What Can We Do About the Patriarchy?
On March 6, 2017 | 0 Comments

I abhor what some people are doing to our planet and the arrogance with which they do it. Unfortunately, because we want the stuff they are manufacturing, because there are too many of us, and because we are letting them do it, they do it with our blessings. They do it for their own reasons: to make a living, to get rich, because they believe in their products. Because we all believe in our modern way of life. But with all the wonderful things – instant communication, spread of new ideas, abundance for some – are many negative things. At the confluence of the misogyny, prejudice, homophobia, religious intolerance, environmental destruction, and violence is the patriarchy. Hey, let’s get rid of it!

In the year 2000, I sat in a dinghy in the caldera of the active underwater volcano at Santorini helping my geologist sister Norrie Robbins count the bubbles coming from below us. The experiment was part of my father’s research into the origins of life. I had had the seed for a novel thirteen years earlier when I heard Mimi Fariña sing The Swallow Song, and I talked with her about her deceased husband Richard Fariña and how lost his music has become. I began developing ideas, learning about the nightingale connection and discovering a 12 th century Sufi master’s epic allegory about god. Sitting in that dinghy, everything coalesced: the story of how western civilization went off course. A world collapsing as ornithologist Dr. Deborah Wright is unwittingly guided by the Sufi to figure out why the Capistrano swallows are dying. It would include an underlying history of an egalitarian world lost when this volcano erupted in 1628 BC. Richard Farina’s song would be playing throughout the pages. Woven into the foreground story would be prejudice, white privilege, anti-Semitism, misogyny, homophobia, destructive environmental practices, and corporate greed—all patriarchal constructs that dominate and compete to disrespect people and the planet. As the story progresses, Deborah would learn that the patriarchal domination mindset is behind the problems, and come to believe that this is the real moral issue facing us, not who loves who. By seeing her scientific and moral problems reverse, the story would make a point that as long as we disrespect the Earth, its components, and its inhabitants, we are immoral as a patriarchal-dominated species and no amount of finger pointing at society’s so-called misfits will make any of us moral.

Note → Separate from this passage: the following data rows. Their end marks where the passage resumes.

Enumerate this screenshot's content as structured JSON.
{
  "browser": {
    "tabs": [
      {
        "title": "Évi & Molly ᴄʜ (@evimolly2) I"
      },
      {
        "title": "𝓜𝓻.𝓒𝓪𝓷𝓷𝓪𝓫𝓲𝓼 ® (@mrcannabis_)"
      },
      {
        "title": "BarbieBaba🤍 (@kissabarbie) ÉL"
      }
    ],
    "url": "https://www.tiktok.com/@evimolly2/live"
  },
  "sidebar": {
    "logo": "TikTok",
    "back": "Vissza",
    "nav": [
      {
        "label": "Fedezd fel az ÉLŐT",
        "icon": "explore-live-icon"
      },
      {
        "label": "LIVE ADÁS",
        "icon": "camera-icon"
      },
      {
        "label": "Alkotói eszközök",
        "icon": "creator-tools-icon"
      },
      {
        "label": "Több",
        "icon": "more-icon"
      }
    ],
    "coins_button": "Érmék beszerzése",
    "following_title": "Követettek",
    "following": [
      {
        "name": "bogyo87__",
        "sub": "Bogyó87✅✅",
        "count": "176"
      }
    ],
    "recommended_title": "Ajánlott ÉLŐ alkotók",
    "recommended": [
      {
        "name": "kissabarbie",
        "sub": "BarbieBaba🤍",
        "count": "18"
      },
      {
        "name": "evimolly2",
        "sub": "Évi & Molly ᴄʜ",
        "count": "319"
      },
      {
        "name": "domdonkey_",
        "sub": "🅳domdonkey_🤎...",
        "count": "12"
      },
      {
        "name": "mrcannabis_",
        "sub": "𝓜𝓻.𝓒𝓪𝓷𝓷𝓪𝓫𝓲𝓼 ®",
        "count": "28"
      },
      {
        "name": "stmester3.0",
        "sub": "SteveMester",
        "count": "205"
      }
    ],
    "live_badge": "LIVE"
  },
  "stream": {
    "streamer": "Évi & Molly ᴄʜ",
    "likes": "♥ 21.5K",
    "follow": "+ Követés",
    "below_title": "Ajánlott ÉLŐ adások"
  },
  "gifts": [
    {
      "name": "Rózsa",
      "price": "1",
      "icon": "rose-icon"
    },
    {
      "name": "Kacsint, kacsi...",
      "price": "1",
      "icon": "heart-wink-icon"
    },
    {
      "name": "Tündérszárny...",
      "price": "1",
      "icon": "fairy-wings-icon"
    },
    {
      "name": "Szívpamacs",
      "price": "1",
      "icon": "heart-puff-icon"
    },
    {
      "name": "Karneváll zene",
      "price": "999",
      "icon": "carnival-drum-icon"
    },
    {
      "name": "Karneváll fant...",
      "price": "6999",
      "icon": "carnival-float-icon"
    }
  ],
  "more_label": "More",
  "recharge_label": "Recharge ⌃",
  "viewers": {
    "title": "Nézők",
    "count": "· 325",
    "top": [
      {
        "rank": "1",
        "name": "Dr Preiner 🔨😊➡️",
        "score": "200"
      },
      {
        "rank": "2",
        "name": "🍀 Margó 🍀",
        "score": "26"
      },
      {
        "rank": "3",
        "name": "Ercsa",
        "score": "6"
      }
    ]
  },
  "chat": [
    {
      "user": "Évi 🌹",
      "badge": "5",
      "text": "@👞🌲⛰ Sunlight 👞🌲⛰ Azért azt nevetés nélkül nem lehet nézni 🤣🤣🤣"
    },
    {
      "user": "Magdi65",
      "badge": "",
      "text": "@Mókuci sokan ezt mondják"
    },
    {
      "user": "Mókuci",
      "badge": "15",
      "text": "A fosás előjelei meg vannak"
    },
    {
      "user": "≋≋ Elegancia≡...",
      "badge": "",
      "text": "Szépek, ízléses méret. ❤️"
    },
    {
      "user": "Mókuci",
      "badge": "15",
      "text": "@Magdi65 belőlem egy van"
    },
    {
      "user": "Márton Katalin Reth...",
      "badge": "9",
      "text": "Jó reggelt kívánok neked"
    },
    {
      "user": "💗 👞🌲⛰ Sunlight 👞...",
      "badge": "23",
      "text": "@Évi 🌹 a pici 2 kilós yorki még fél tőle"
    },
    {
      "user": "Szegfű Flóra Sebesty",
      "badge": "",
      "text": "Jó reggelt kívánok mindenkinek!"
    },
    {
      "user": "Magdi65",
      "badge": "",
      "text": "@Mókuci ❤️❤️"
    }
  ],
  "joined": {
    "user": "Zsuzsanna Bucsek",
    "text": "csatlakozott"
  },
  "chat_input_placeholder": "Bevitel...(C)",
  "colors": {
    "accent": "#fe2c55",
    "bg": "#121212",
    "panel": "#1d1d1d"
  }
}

Novels in the past have made an impact on societies. When President Abraham Lincoln met Harriet Beecher Stowe (author of Uncle Tom’s Cabin), he said, “So, you’re the little woman that wrote the book that made this great war” (referring to the American Civil War to abolish slavery). Upton Sinclair’s novel The Jungle (about the meat-packing industry) led to changes in government regulations and the establishment of the US Food and Drug Administration. Betty Friedan’s book The Feminine Mystique sparked the second wave of feminism in the US.

We are in the third wave of feminism. It encompasses queer theory, anti-racism, ecofeminism. Central issues of the third wave are gender violence, reproductive rights, sexual harassment, and the glass ceiling—all aspects of patriarchal domination.

A book can be a game changer. Why can’t we bring down the patriarchy? If we don’t, it’s going to bring us down.